- [Work to complete]
Quote the records beneath, complete and exact. Leave out images.

- [Given data]
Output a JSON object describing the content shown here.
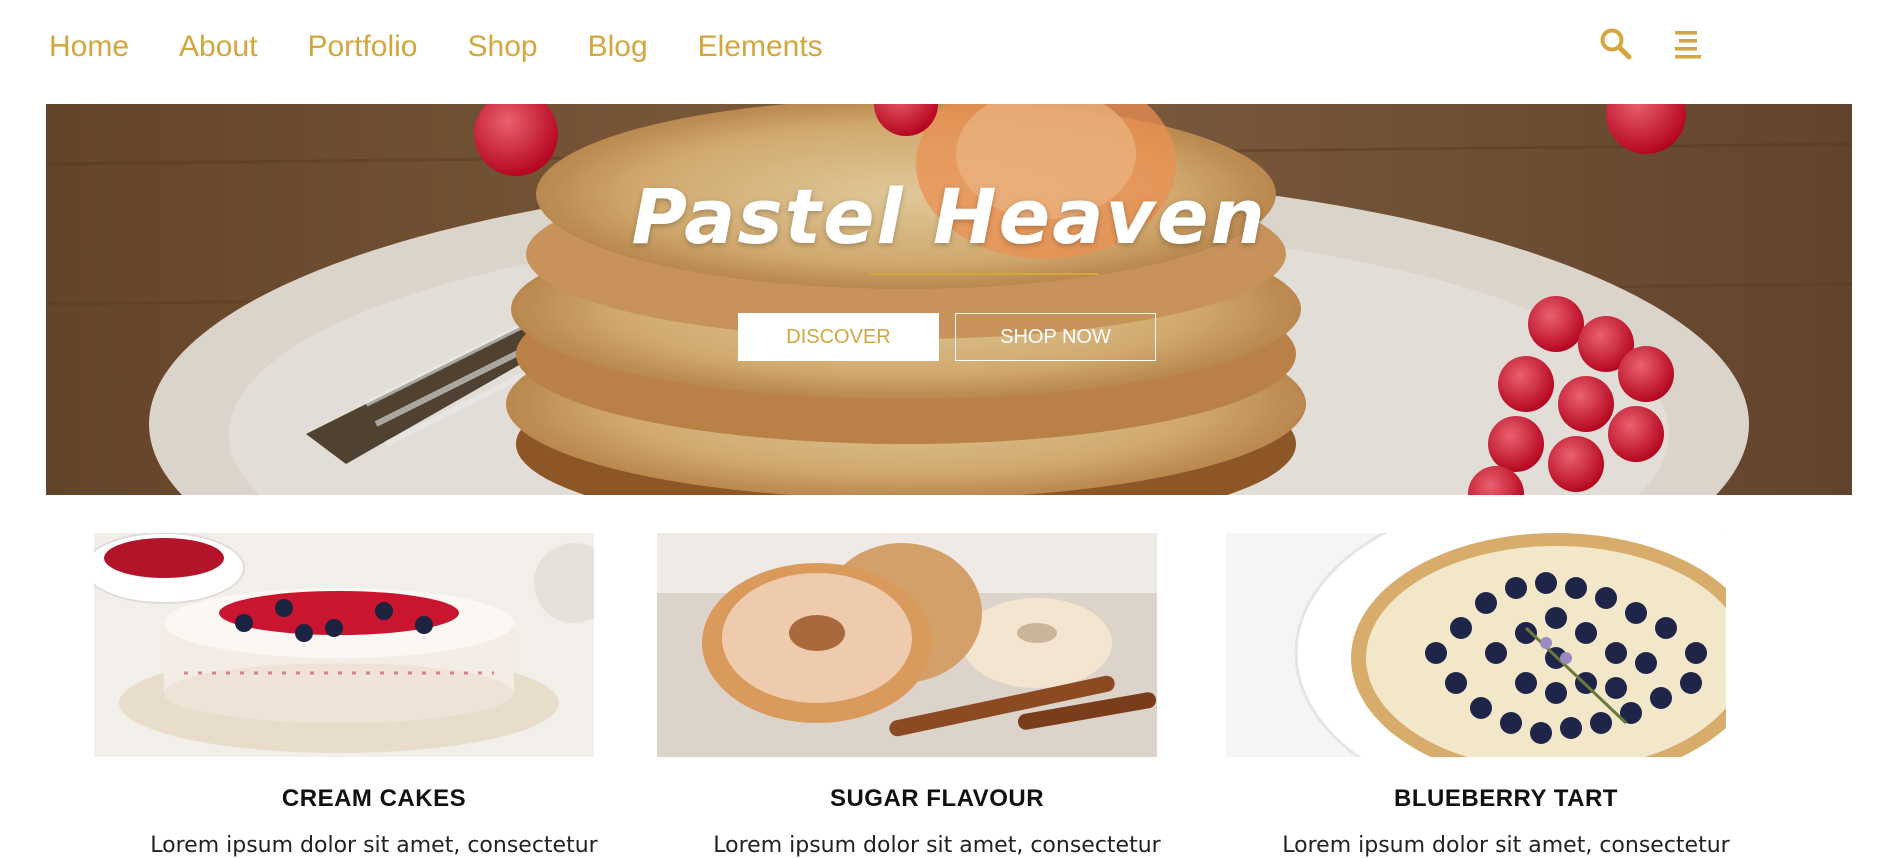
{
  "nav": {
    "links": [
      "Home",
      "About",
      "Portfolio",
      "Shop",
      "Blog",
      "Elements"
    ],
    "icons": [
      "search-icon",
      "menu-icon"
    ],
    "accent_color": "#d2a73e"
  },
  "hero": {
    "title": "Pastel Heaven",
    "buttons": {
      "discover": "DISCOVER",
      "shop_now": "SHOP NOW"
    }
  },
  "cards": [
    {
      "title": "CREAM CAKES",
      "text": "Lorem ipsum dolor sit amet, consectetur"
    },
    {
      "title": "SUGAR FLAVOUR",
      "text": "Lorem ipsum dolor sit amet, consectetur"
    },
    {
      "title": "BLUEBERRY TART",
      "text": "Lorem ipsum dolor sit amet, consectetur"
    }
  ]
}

- [Answer]
Output a JSON object describing the content shown here.
{
  "nav": {
    "links": [
      "Home",
      "About",
      "Portfolio",
      "Shop",
      "Blog",
      "Elements"
    ],
    "icons": [
      "search-icon",
      "menu-icon"
    ],
    "accent_color": "#d2a73e"
  },
  "hero": {
    "title": "Pastel Heaven",
    "buttons": {
      "discover": "DISCOVER",
      "shop_now": "SHOP NOW"
    }
  },
  "cards": [
    {
      "title": "CREAM CAKES",
      "text": "Lorem ipsum dolor sit amet, consectetur"
    },
    {
      "title": "SUGAR FLAVOUR",
      "text": "Lorem ipsum dolor sit amet, consectetur"
    },
    {
      "title": "BLUEBERRY TART",
      "text": "Lorem ipsum dolor sit amet, consectetur"
    }
  ]
}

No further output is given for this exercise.